Thus you aro always ahead of the
Rooms in the J&ttt Oregonian build
ing for ,rent, ,8team heated, hot ,and
cold water and Lath rnnm in
l Mote
of our.
Red, Blue and Fancy Shoes
for Children.
for a summei nun." -"r-- - ,
held in Monroe in June. Tho organ!
a ion was formed in Rayvllle in Jan
narv of this year and its object IB
to develop the educational IntoresUi
of tho Fifth Congressional district,
and especially to maintain a summer
normal school at least one month In
the year.
Cycle Racing Season Is Open.
Now York, April 12.-ffho cycle
fans are ready to hall tho opening of
the racing season for 1892, which will
bo inaugurated tomorrow at tho well
known Vailsburg track. In former
.,nn-r. (tin nnnnlnir has rarely taken
place before the first of May, but the
prospects or an eany summm iu
proprietors of tho Vailsburg track to
earlier date. Many
prominent professional riders are noW(
in mis vicimiy unu iuuou ut.u-vr
In the sport are gratified over the out
look for n successful season.
Mark Twain's New Home.
After losing the fortune made by a
life's work, and then setting out to
make a now one, at an age when
most men aro retiring, "Mark Twain,"
(Samuel L. Clemens), the humorist,
has just purchased a summer home
in Tarrytown. Tho place consists of
19 acres situated on high ground
overlooking the Hudson.
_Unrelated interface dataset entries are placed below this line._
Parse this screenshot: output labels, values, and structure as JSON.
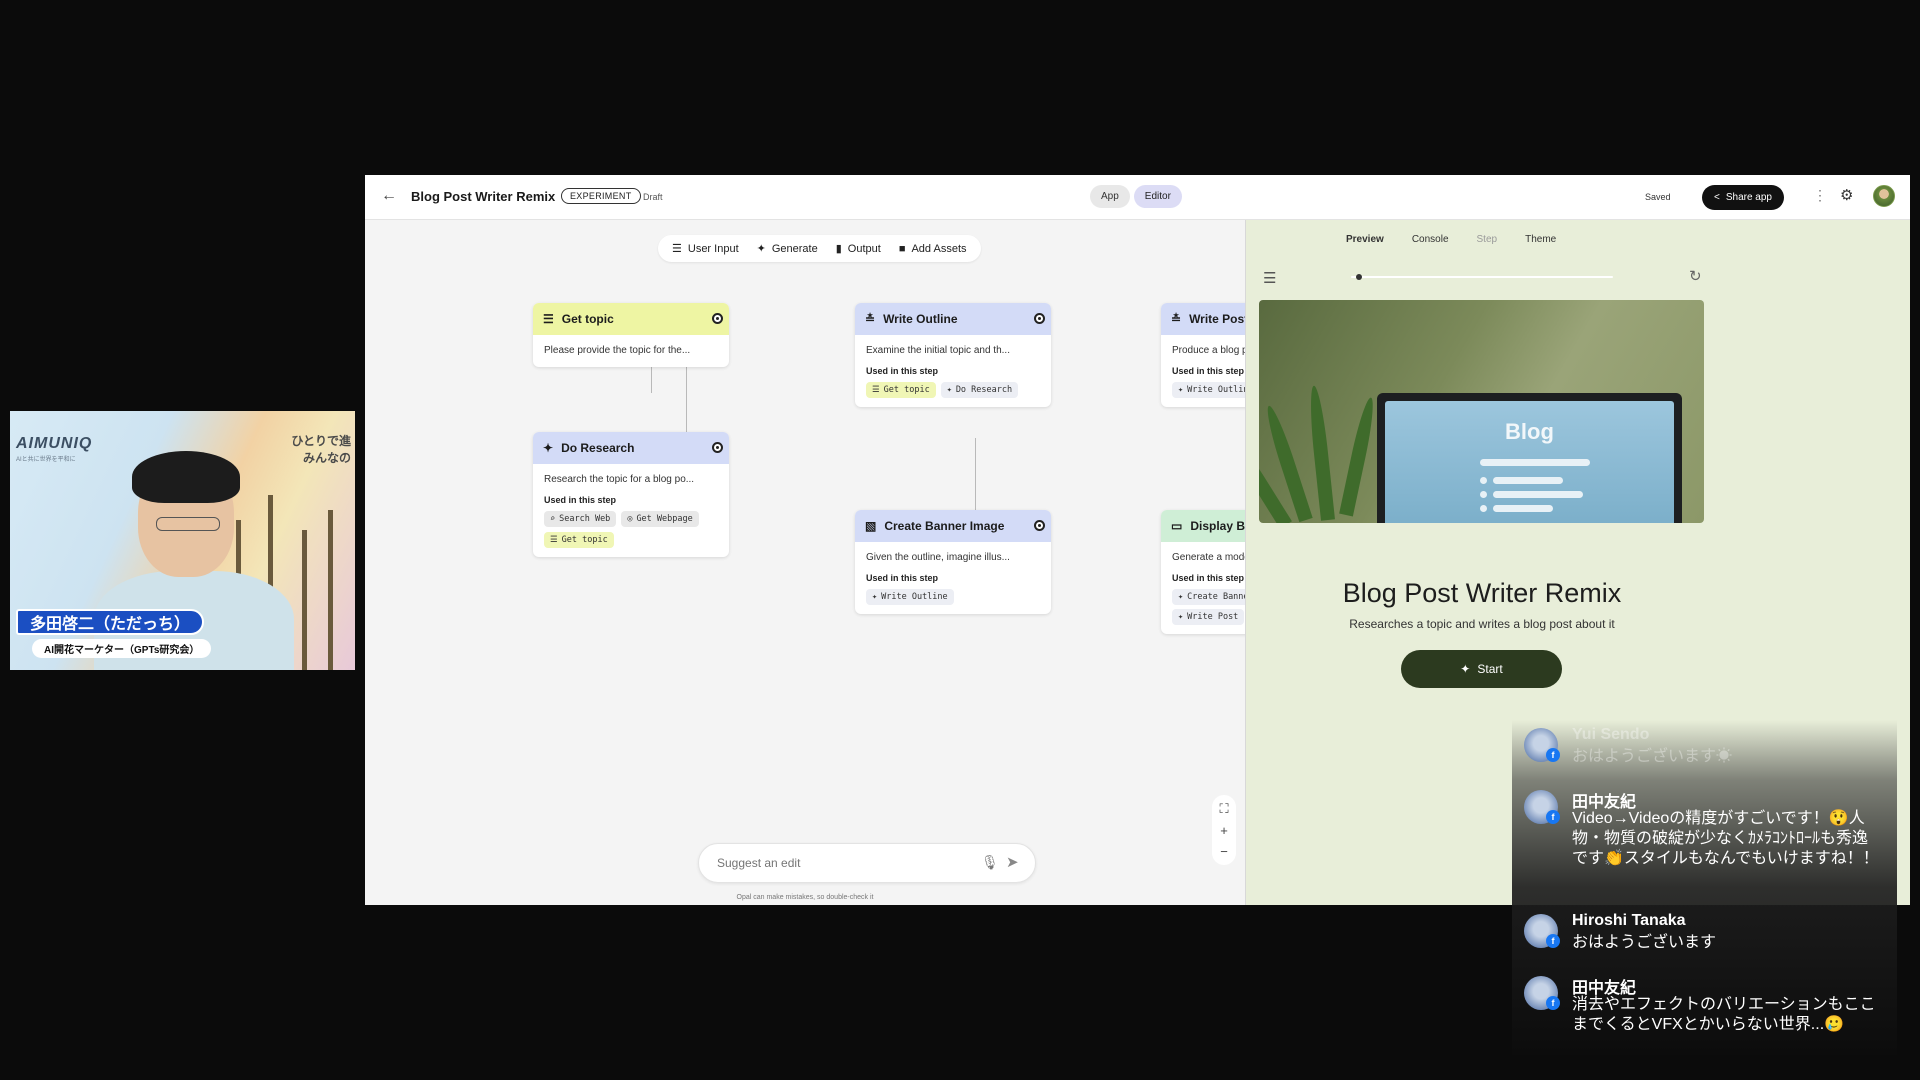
{
  "header": {
    "title": "Blog Post Writer Remix",
    "badge": "EXPERIMENT",
    "status": "Draft",
    "modes": [
      "App",
      "Editor"
    ],
    "saved": "Saved",
    "share_label": "Share app"
  },
  "toolbar": {
    "items": [
      "User Input",
      "Generate",
      "Output",
      "Add Assets"
    ]
  },
  "nodes": [
    {
      "title": "Get topic",
      "desc": "Please provide the topic for the...",
      "used_label": "",
      "chips": []
    },
    {
      "title": "Do Research",
      "desc": "Research the topic for a blog po...",
      "used_label": "Used in this step",
      "chips": [
        "Search Web",
        "Get Webpage",
        "Get topic"
      ]
    },
    {
      "title": "Write Outline",
      "desc": "Examine the initial topic and th...",
      "used_label": "Used in this step",
      "chips": [
        "Get topic",
        "Do Research"
      ]
    },
    {
      "title": "Write Post",
      "desc": "Produce a blog post using the th...",
      "used_label": "Used in this step",
      "chips": [
        "Write Outline"
      ]
    },
    {
      "title": "Create Banner Image",
      "desc": "Given the outline, imagine illus...",
      "used_label": "Used in this step",
      "chips": [
        "Write Outline"
      ]
    },
    {
      "title": "Display Blog Post",
      "desc": "Generate a modern looking blog p...",
      "used_label": "Used in this step",
      "chips": [
        "Create Banner Image",
        "Write Post"
      ]
    }
  ],
  "suggest": {
    "placeholder": "Suggest an edit",
    "disclaimer": "Opal can make mistakes, so double-check it"
  },
  "preview": {
    "tabs": [
      "Preview",
      "Console",
      "Step",
      "Theme"
    ],
    "hero_text": "Blog",
    "title": "Blog Post Writer Remix",
    "subtitle": "Researches a topic and writes a blog post about it",
    "start_label": "Start",
    "progress": 0.02
  },
  "webcam": {
    "brand": "AIMUNIQ",
    "tagline": "AIと共に世界を平和に",
    "right_text_1": "ひとりで進",
    "right_text_2": "みんなの",
    "name": "多田啓二（ただっち）",
    "role": "AI開花マーケター（GPTs研究会）"
  },
  "chat": [
    {
      "name": "Yui Sendo",
      "text": "おはようございます☀"
    },
    {
      "name": "田中友紀",
      "text": "Video→Videoの精度がすごいです！😲人物・物質の破綻が少なくｶﾒﾗｺﾝﾄﾛｰﾙも秀逸です👏スタイルもなんでもいけますね！！"
    },
    {
      "name": "Hiroshi Tanaka",
      "text": "おはようございます"
    },
    {
      "name": "田中友紀",
      "text": "消去やエフェクトのバリエーションもここまでくるとVFXとかいらない世界...🥲"
    }
  ],
  "colors": {
    "node_yellow": "#eef5a3",
    "node_blue": "#d3dbf7",
    "node_green": "#cfeed6",
    "preview_bg": "#e8eed9",
    "start_btn": "#2c3a1f",
    "share_btn": "#111111",
    "name_banner": "#1b4fc2"
  },
  "icons": {
    "back": "arrow-left-icon",
    "share": "share-icon",
    "settings": "gear-icon",
    "node_input": "list-icon",
    "node_generate": "sparkle-icon",
    "node_output": "display-icon",
    "mic": "mic-icon",
    "send": "send-icon"
  }
}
On it Is a
stone mansion which has been re
cently remodeled and modernized,
with buildings and barns added to
It. Tho price is understood to have
been $47,500.
xou last WKntoMAT
n.t c. .
uni yyciai 'Cot
good it was and
You would tryJc-J
auuw ii you WOJ.'J
:try our CoffRM ttaii
a bull doer rhalr!
drive you away, 7l -3
X Roll- Pr fc ' 3
Owl Tea
Cheapest place ia-hj
Saving's Bank
-'the -Pacific Nev
Market st, San ti
secure free, a beautlfni
tags Bank, also full i
gardinsr the new Th
International EncvcIonai
. - :
ry wnicn ib now being fa
readers ,or thlB paper for
cents a Day.
Special Sale for tfus Week..
We will gftre FREE with everv
Saitof Clothes, ONE NICE HAT ;!
With every Child's Knee PantSuit we will give :abj
lutely free a Nice Cap. All of our Ladies' $2.50 Shoes 3
go at $2. This is a rare chance to :get good Shoes yM
oiiwip. rive nunarea yards beautilul"Wash SilksataCM
Discount of 10 per cent. Just received the nobbiest line!
Gent's Shirts ever shown in th city.- Come and see nil
For doing things right and putting correot.;
styles and snap Jnto Millinery is found ji
every one of our Productions. "5
We are
Seeing is fcelieving
; M. A. RADER.
Main and Webb Streets
Lee's TI ; t-t t . nlrue. M
Stock Food for horses and cattle. JLiawd Oil MealiJ
Kow Kure for Milch cows. Poultry iood ,and tonicf, m
Hmv. lrJn mmd Feed
i9 and i29 East Alta Street.